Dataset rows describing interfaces
○ ○ ○ ○ ○

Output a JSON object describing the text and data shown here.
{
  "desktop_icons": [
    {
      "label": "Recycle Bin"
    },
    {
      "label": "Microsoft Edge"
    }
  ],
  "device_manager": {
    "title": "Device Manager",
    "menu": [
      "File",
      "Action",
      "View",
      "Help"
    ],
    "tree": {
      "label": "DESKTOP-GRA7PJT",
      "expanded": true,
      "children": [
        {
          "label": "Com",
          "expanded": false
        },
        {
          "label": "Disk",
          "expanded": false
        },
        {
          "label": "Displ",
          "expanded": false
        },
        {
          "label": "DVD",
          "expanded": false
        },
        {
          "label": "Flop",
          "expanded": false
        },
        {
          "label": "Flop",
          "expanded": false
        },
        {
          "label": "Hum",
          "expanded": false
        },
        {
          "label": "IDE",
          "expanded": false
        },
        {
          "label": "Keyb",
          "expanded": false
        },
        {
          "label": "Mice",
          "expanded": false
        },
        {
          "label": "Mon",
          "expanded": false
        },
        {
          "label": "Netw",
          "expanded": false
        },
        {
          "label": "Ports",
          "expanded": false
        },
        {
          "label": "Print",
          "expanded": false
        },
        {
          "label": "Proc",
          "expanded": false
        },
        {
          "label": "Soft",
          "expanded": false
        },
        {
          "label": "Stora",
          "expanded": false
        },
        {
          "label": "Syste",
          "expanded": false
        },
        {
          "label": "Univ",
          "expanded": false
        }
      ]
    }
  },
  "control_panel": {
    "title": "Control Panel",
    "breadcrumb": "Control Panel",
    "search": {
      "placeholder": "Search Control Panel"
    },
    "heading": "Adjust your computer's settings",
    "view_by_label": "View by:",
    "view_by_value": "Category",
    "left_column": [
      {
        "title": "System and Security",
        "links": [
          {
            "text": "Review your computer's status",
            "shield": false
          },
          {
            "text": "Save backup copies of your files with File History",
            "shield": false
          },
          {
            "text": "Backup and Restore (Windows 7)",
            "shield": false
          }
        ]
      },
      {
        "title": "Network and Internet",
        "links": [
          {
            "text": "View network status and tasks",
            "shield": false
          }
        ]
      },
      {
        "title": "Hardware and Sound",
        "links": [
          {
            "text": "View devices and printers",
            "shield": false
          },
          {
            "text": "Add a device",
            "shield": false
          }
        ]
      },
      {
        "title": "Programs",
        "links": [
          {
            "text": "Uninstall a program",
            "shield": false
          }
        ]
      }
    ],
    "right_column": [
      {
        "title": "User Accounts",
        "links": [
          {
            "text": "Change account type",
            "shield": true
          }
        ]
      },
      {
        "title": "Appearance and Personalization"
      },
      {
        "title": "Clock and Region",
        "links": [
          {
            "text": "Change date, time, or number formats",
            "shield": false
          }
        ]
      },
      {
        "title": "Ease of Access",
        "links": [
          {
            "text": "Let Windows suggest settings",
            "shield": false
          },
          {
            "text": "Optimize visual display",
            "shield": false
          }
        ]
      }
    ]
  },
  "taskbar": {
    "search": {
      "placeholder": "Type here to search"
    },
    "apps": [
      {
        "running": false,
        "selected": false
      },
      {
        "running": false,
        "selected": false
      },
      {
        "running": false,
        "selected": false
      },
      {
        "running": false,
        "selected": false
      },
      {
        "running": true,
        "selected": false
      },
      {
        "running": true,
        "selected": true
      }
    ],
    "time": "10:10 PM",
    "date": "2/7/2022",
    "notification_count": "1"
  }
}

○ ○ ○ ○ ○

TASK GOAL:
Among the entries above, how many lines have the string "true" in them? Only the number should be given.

EXERCISE OUTPUT:
5